# WHAT IS BEING ASKED
Filter the data for "this" and copy matching lines.

# DATA FOR REVIEW
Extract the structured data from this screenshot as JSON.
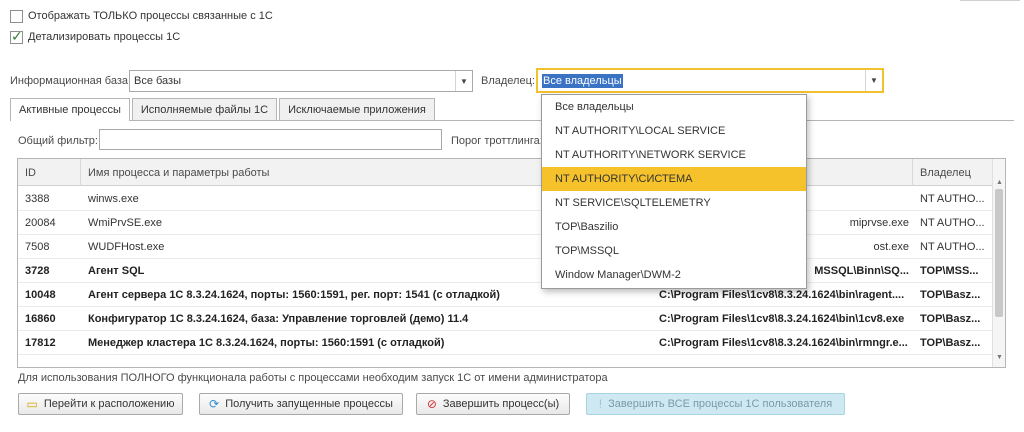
{
  "filters": {
    "only_1c_label": "Отображать ТОЛЬКО процессы связанные с 1С",
    "only_1c_checked": false,
    "detail_label": "Детализировать процессы 1С",
    "detail_checked": true
  },
  "infobase": {
    "label": "Информационная база:",
    "value": "Все базы"
  },
  "owner": {
    "label": "Владелец:",
    "value": "Все владельцы"
  },
  "tabs": [
    "Активные процессы",
    "Исполняемые файлы 1С",
    "Исключаемые приложения"
  ],
  "general_filter": {
    "label": "Общий фильтр:",
    "value": ""
  },
  "throttling": {
    "label": "Порог троттлинга:"
  },
  "table": {
    "columns": [
      "ID",
      "Имя процесса и параметры работы",
      "",
      "Владелец"
    ],
    "rows": [
      {
        "id": "3388",
        "name": "winws.exe",
        "path": "",
        "owner": "NT AUTHO...",
        "bold": false
      },
      {
        "id": "20084",
        "name": "WmiPrvSE.exe",
        "path": "miprvse.exe",
        "owner": "NT AUTHO...",
        "bold": false
      },
      {
        "id": "7508",
        "name": "WUDFHost.exe",
        "path": "ost.exe",
        "owner": "NT AUTHO...",
        "bold": false
      },
      {
        "id": "3728",
        "name": "Агент SQL",
        "path": "MSSQL\\Binn\\SQ...",
        "owner": "TOP\\MSS...",
        "bold": true
      },
      {
        "id": "10048",
        "name": "Агент сервера 1С 8.3.24.1624, порты: 1560:1591, рег. порт: 1541 (с отладкой)",
        "path": "C:\\Program Files\\1cv8\\8.3.24.1624\\bin\\ragent....",
        "owner": "TOP\\Basz...",
        "bold": true
      },
      {
        "id": "16860",
        "name": "Конфигуратор 1С 8.3.24.1624, база: Управление торговлей (демо) 11.4",
        "path": "C:\\Program Files\\1cv8\\8.3.24.1624\\bin\\1cv8.exe",
        "owner": "TOP\\Basz...",
        "bold": true
      },
      {
        "id": "17812",
        "name": "Менеджер кластера 1С 8.3.24.1624, порты: 1560:1591 (с отладкой)",
        "path": "C:\\Program Files\\1cv8\\8.3.24.1624\\bin\\rmngr.e...",
        "owner": "TOP\\Basz...",
        "bold": true
      }
    ]
  },
  "hint": "Для использования ПОЛНОГО функционала работы с процессами необходим запуск 1С от имени администратора",
  "buttons": {
    "goto": "Перейти к расположению",
    "refresh": "Получить запущенные процессы",
    "terminate": "Завершить процесс(ы)",
    "terminate_all": "Завершить ВСЕ процессы 1С пользователя"
  },
  "owner_dropdown": {
    "items": [
      "Все владельцы",
      "NT AUTHORITY\\LOCAL SERVICE",
      "NT AUTHORITY\\NETWORK SERVICE",
      "NT AUTHORITY\\СИСТЕМА",
      "NT SERVICE\\SQLTELEMETRY",
      "TOP\\Baszilio",
      "TOP\\MSSQL",
      "Window Manager\\DWM-2"
    ],
    "highlighted_index": 3
  },
  "colors": {
    "highlight": "#f6c22b",
    "selection": "#3a72c4",
    "checkmark": "#2e7d32",
    "disabled_button": "#cfe9f2"
  }
}
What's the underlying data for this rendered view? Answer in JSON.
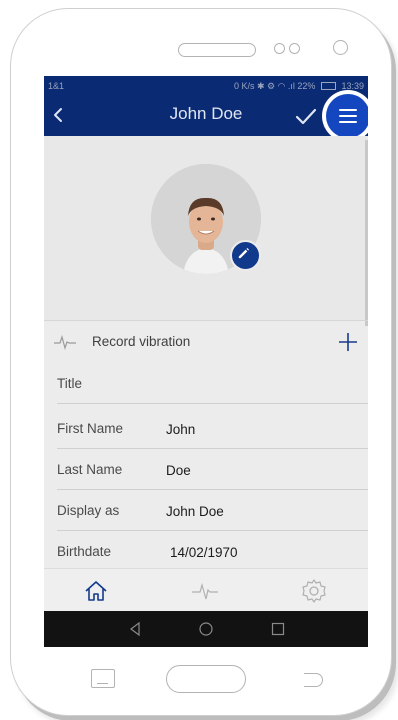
{
  "status_bar": {
    "carrier": "1&1",
    "indicators": "0 K/s ✱ ⚙ ◠ .ıl 22%",
    "time": "13:39"
  },
  "app_bar": {
    "title": "John Doe",
    "back_icon": "chevron-left-icon",
    "save_icon": "check-icon",
    "menu_icon": "hamburger-menu-icon"
  },
  "profile": {
    "avatar": "avatar",
    "edit_icon": "pencil-icon"
  },
  "record": {
    "label": "Record vibration",
    "icon": "waveform-icon",
    "add_icon": "plus-icon"
  },
  "fields": [
    {
      "label": "Title",
      "value": ""
    },
    {
      "label": "First Name",
      "value": "John"
    },
    {
      "label": "Last Name",
      "value": "Doe"
    },
    {
      "label": "Display as",
      "value": "John Doe"
    },
    {
      "label": "Birthdate",
      "value": "14/02/1970"
    }
  ],
  "bottom_nav": [
    "home-icon",
    "waveform-icon",
    "gear-icon"
  ],
  "system_nav": [
    "back-triangle-icon",
    "home-circle-icon",
    "recents-square-icon"
  ],
  "colors": {
    "app_bar": "#0a2b73",
    "accent": "#1446c0",
    "nav_active": "#123a8c",
    "overlay_dim": "#ececec"
  }
}
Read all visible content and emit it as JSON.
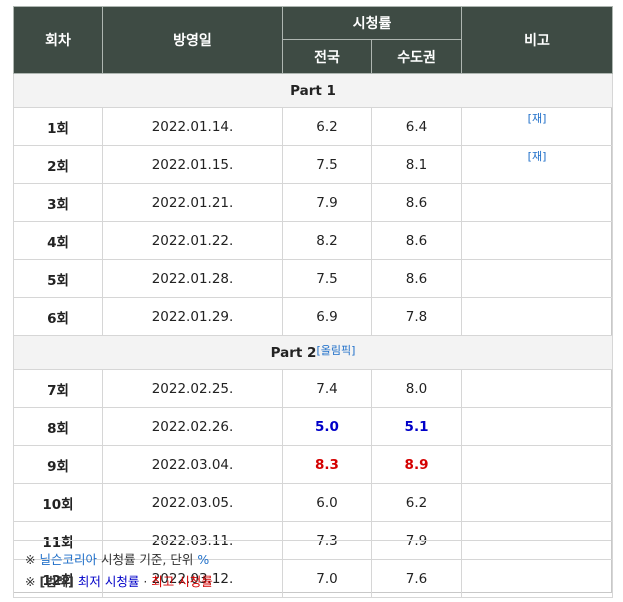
{
  "header": {
    "episode": "회차",
    "air_date": "방영일",
    "ratings": "시청률",
    "nationwide": "전국",
    "capital": "수도권",
    "notes": "비고"
  },
  "parts": {
    "part1": "Part 1",
    "part2": "Part 2",
    "part2_note": "[올림픽]"
  },
  "rerun_note": "[재]",
  "rows_part1": [
    {
      "ep": "1회",
      "date": "2022.01.14.",
      "nat": "6.2",
      "cap": "6.4",
      "note": "[재]"
    },
    {
      "ep": "2회",
      "date": "2022.01.15.",
      "nat": "7.5",
      "cap": "8.1",
      "note": "[재]"
    },
    {
      "ep": "3회",
      "date": "2022.01.21.",
      "nat": "7.9",
      "cap": "8.6",
      "note": ""
    },
    {
      "ep": "4회",
      "date": "2022.01.22.",
      "nat": "8.2",
      "cap": "8.6",
      "note": ""
    },
    {
      "ep": "5회",
      "date": "2022.01.28.",
      "nat": "7.5",
      "cap": "8.6",
      "note": ""
    },
    {
      "ep": "6회",
      "date": "2022.01.29.",
      "nat": "6.9",
      "cap": "7.8",
      "note": ""
    }
  ],
  "rows_part2": [
    {
      "ep": "7회",
      "date": "2022.02.25.",
      "nat": "7.4",
      "cap": "8.0",
      "note": ""
    },
    {
      "ep": "8회",
      "date": "2022.02.26.",
      "nat": "5.0",
      "cap": "5.1",
      "note": "",
      "flag": "low"
    },
    {
      "ep": "9회",
      "date": "2022.03.04.",
      "nat": "8.3",
      "cap": "8.9",
      "note": "",
      "flag": "high"
    },
    {
      "ep": "10회",
      "date": "2022.03.05.",
      "nat": "6.0",
      "cap": "6.2",
      "note": ""
    },
    {
      "ep": "11회",
      "date": "2022.03.11.",
      "nat": "7.3",
      "cap": "7.9",
      "note": ""
    },
    {
      "ep": "12회",
      "date": "2022.03.12.",
      "nat": "7.0",
      "cap": "7.6",
      "note": ""
    }
  ],
  "footer": {
    "mark": "※",
    "source_link": "닐슨코리아",
    "source_rest": " 시청률 기준, 단위 ",
    "unit": "%",
    "legend_label": "[범례]",
    "lowest": "최저 시청률",
    "separator": " · ",
    "highest": "최고 시청률"
  },
  "colors": {
    "header_bg": "#3e4b44",
    "lowest": "#0000c8",
    "highest": "#d40000",
    "link": "#1f6fc9"
  }
}
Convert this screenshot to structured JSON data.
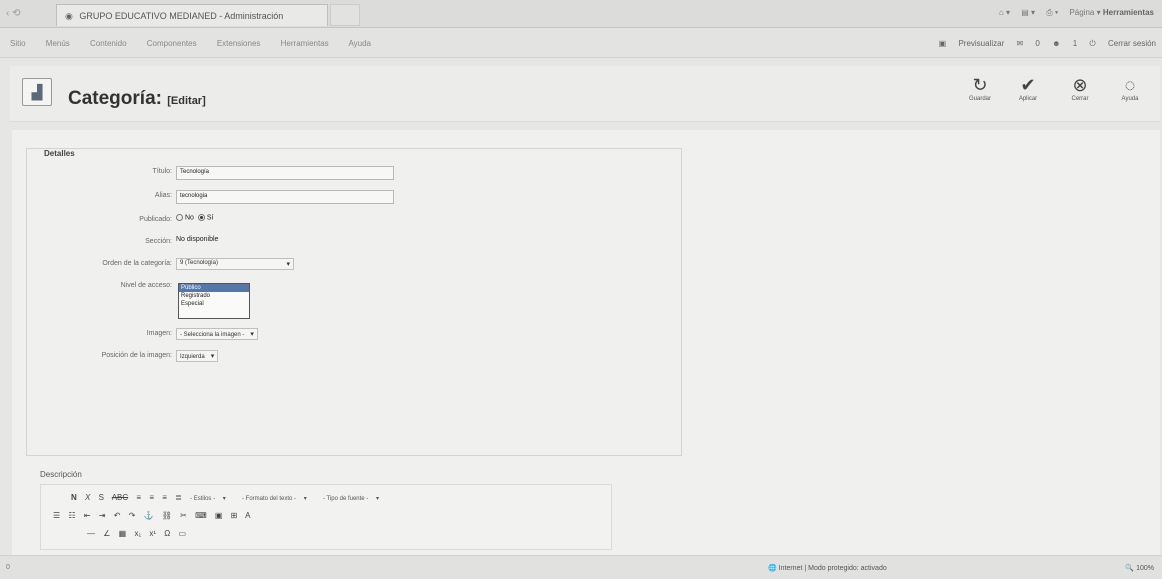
{
  "browser": {
    "nav_arrows": "‹ ⟲",
    "tab_title": "GRUPO EDUCATIVO MEDIANED - Administración",
    "tools": [
      "Página ▾",
      "Herramientas"
    ]
  },
  "menu": {
    "items": [
      "Sitio",
      "Menús",
      "Contenido",
      "Componentes",
      "Extensiones",
      "Herramientas",
      "Ayuda"
    ],
    "status": [
      "Previsualizar",
      "0",
      "1",
      "Cerrar sesión"
    ]
  },
  "header": {
    "title": "Categoría:",
    "subtitle": "[Editar]"
  },
  "toolbar": {
    "buttons": [
      {
        "label": "Guardar",
        "icon": "save-icon"
      },
      {
        "label": "Aplicar",
        "icon": "apply-icon"
      },
      {
        "label": "Cerrar",
        "icon": "close-icon"
      },
      {
        "label": "Ayuda",
        "icon": "help-icon"
      }
    ]
  },
  "details": {
    "legend": "Detalles",
    "title_label": "Título:",
    "title_value": "Tecnología",
    "alias_label": "Alias:",
    "alias_value": "tecnologia",
    "published_label": "Publicado:",
    "published_no": "No",
    "published_yes": "Sí",
    "section_label": "Sección:",
    "section_value": "No disponible",
    "order_label": "Orden de la categoría:",
    "order_value": "9 (Tecnología)",
    "access_label": "Nivel de acceso:",
    "access_options": [
      "Público",
      "Registrado",
      "Especial"
    ],
    "image_label": "Imagen:",
    "image_value": "- Selecciona la imagen -",
    "image_pos_label": "Posición de la imagen:",
    "image_pos_value": "Izquierda"
  },
  "description": {
    "legend": "Descripción",
    "styles": "- Estilos -",
    "format": "- Formato del texto -",
    "font": "- Tipo de fuente -"
  },
  "statusbar": {
    "left": "0",
    "zone": "Internet | Modo protegido: activado",
    "zoom": "100%"
  }
}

# RESULT
Extract the structured data from this screenshot as JSON.
What's the underlying data for this rendered view? Answer in JSON.
Convert this screenshot to structured JSON data.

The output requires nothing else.